Your assignment. Across these entries, work out how many lines carry the string "this", and give only that number.
+++ Recorded information +++
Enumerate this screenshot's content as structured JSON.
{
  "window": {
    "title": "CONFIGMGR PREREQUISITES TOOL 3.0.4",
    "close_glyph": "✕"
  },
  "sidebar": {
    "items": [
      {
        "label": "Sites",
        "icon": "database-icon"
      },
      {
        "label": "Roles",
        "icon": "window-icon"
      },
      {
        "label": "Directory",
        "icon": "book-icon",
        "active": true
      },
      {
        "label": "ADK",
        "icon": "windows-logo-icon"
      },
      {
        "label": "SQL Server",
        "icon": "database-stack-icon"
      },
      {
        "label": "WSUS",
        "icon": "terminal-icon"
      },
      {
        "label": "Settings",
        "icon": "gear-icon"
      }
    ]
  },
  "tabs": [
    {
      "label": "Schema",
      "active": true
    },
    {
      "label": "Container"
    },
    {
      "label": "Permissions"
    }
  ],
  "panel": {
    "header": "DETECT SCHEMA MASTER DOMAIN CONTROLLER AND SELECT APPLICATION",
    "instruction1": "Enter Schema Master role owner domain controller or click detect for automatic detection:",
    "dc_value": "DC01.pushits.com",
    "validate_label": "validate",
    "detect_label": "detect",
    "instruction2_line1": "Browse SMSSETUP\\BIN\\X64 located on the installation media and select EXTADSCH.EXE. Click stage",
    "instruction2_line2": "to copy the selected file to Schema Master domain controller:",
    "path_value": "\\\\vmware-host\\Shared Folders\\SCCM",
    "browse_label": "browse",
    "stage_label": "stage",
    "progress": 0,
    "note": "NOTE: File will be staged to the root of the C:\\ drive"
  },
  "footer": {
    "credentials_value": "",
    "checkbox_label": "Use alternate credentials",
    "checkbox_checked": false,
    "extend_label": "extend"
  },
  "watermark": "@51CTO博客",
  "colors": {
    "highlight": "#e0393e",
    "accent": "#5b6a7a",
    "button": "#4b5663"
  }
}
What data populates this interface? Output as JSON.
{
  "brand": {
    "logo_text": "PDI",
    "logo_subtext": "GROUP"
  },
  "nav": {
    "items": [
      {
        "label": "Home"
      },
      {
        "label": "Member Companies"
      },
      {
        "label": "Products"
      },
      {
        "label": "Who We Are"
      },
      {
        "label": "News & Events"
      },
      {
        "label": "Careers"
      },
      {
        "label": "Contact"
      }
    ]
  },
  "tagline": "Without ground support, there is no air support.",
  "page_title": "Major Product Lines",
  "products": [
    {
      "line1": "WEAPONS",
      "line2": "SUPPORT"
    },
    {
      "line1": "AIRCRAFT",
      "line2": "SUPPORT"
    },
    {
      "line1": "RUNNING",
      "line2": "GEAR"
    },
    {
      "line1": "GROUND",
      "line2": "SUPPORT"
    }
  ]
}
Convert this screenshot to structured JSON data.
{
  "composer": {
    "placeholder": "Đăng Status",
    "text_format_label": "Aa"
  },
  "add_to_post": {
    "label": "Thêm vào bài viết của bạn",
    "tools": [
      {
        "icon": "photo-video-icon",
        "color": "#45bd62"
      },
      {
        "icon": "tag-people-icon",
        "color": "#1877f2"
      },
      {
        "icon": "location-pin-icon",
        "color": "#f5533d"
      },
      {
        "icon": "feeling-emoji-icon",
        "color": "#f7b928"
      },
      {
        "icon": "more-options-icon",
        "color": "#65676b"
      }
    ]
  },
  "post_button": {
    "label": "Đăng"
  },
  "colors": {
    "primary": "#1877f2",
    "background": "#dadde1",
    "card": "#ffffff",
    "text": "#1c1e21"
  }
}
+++
Output below. 3